Tim Starks: Right. Yeah. So, yeah, $4 million fine for not following some required CyberSecurity standards. And we'll see. We'll see how much of a dent that puts into the mix though. I don't know if -- I actually don't know how much of a difference four million is for Verizon compared to 4,000. But, you know, it's interesting. I'm making a joke, but it's interesting to see a company of that size being held to account. I think it's a reflection of this administration's desire to put people on notice that that not following these subsequent standards is going to cost you.
Dave Bittner: Yeah. And I found it interesting that, you know, both sides of this sort of threading the needle of Verizon saying that we're not really acknowledging we did anything wrong and the government saying we're not acknowledging that you didn't not do anything wrong.
Tim Starks: There's a weird sort of dance that happens with these kinds of settlements and agreements. You know, we see them more often with the FTC saying, we think you did this. But here's the settlement, and then, you know, a sort of vaguely worded non apology that says we did. Maybe we did it, maybe we didn't.
Dave Bittner: Yeah.
Tim Starks: It's fairly standard in that regard.
Dave Bittner: Yeah. Interesting. Sort of regulatory shot across the bow, I suppose.
Tim Starks: Yeah. A little bit, maybe a little bit rare to see it on the Justice Department site though.
Dave Bittner: All right. Well, Tim Starks is the author of the Cybersecurity 202 at the Washington Post. Tim, thanks so much for joining us.
Tim Starks: Yeah. Thank you.
Dave Bittner: And that's the "CyberWire." For links to all of today's stories, check out our daily briefing at the cyberwire.com. We'd love to know what you think of this podcast. You can email us at email@example.com. Your feedback helps us ensure we're delivering the information and insights that help keep you a step ahead in the rapidly changing world of cybersecurity. We're privileged that n2k and podcasts like the CyberWire are part of the daily intelligence routine of many of the most influential leaders and operators in the public and private sector, as well as the critical security teams supporting the Fortune 500 and many of the world's preeminent intelligence and law enforcement agencies. N2K Strategic Workforce Intelligence optimizes the value of your biggest investment, your people. We make you smarter about your team while making your team smarter. Learn more at n2k.com. This episode was produced by Liz Erman [assumed spelling] and Senior Producer Jennifer Eiben. Our mixer is Trey Hester with Original Music by Elliot Peltzman. The show was written by our editorial staff. Our executive editor is Peter Kilpe, and I'm Dave Bittner. Thanks for listening.
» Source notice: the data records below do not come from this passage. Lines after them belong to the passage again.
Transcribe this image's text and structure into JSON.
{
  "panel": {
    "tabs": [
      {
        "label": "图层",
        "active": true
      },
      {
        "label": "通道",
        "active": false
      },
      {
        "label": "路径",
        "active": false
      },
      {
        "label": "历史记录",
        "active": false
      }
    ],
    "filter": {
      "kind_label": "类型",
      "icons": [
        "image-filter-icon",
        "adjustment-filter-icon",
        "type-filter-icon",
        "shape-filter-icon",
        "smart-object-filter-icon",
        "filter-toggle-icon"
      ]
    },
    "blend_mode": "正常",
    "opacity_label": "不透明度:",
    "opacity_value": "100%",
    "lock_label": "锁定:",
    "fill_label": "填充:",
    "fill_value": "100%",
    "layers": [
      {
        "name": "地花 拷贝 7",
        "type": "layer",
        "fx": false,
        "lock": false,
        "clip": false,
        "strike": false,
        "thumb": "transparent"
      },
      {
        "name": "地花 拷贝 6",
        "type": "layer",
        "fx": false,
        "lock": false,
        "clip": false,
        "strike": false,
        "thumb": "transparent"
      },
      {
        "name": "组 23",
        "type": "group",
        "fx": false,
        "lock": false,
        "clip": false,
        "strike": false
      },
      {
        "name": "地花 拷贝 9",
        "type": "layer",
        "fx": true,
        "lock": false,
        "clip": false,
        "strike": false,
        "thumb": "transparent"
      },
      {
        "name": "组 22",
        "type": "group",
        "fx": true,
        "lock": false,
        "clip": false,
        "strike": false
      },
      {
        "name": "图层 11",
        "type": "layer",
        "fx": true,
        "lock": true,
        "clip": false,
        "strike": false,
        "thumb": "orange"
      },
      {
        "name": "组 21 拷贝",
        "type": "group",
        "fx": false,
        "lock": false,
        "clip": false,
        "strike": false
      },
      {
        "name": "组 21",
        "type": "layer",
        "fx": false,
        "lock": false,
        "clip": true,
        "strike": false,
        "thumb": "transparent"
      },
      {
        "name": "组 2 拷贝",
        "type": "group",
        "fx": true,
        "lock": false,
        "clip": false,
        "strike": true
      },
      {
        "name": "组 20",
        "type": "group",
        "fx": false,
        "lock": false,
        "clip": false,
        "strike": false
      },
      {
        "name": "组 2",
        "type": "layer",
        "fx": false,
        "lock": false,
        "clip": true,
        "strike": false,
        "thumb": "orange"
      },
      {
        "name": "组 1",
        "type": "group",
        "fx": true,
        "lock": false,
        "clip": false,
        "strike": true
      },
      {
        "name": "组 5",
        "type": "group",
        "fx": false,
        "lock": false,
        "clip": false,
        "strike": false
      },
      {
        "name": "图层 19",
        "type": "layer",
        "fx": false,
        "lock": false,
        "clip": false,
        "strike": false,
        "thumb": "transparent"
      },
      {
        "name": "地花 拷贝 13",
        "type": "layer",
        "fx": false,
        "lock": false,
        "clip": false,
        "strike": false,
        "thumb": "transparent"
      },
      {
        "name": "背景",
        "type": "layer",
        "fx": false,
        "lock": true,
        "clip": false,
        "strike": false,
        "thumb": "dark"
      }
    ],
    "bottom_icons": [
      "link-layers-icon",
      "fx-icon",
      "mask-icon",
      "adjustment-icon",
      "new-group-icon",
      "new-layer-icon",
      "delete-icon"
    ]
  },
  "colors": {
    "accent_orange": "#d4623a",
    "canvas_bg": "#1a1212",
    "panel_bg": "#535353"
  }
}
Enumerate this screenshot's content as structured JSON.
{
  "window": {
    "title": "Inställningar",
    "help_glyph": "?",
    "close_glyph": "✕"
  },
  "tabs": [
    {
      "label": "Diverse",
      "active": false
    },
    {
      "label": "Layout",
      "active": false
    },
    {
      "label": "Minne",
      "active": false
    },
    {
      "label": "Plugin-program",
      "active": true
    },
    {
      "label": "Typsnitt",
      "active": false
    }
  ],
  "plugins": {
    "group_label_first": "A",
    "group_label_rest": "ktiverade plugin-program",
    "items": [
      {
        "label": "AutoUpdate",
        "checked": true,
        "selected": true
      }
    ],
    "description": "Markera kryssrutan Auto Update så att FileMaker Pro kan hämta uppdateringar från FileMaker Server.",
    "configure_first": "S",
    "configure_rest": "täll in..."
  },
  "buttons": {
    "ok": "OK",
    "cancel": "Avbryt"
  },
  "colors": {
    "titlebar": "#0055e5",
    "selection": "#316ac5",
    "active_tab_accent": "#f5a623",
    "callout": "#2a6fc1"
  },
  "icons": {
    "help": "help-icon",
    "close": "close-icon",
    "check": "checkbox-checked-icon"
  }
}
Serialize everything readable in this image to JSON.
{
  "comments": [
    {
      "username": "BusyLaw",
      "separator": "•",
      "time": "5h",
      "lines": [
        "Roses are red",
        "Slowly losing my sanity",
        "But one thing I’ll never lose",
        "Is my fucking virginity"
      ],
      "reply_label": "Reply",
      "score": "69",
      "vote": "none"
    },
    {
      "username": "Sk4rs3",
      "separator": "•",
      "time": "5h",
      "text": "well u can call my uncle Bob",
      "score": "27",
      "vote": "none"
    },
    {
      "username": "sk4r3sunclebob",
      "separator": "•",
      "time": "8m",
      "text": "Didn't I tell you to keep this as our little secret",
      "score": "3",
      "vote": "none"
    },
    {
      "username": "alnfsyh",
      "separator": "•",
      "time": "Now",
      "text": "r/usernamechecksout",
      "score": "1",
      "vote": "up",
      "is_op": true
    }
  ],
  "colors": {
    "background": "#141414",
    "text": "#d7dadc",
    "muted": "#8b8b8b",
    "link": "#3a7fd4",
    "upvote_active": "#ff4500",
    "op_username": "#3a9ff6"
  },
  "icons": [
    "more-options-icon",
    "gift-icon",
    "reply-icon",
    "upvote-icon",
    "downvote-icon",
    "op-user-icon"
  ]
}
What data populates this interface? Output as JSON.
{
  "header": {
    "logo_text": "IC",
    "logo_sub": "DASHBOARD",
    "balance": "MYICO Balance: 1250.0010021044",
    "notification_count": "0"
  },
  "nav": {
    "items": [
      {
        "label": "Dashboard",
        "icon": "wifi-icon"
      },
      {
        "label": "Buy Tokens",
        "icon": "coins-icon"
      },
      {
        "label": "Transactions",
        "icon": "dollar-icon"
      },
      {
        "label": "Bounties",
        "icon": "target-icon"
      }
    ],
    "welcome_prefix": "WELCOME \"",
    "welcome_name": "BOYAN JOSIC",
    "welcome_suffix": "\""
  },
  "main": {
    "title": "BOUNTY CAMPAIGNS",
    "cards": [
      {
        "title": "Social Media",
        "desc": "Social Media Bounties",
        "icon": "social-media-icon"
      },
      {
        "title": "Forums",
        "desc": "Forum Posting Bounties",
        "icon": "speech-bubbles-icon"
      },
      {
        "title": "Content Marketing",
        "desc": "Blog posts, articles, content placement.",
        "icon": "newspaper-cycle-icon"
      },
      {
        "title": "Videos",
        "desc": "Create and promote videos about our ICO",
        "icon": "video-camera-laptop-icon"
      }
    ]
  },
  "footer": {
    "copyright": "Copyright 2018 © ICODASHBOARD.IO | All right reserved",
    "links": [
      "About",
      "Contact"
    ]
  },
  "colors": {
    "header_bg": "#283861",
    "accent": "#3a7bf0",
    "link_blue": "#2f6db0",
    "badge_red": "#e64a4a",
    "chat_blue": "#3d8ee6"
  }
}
We'll see you back here tomorrow.
New Agent Tesla Variant Being Spread by Crafted Excel Document (Fortinet Blog)
Crypto casino Stake.com loses $41 million to hot wallet hackers (BleepingComputer)
Experts Fear Crooks are Cracking Keys Stolen in LastPass Breach (KrebsOnSecurity)
Life and Times 2023 Download Landing Page (ISSA International)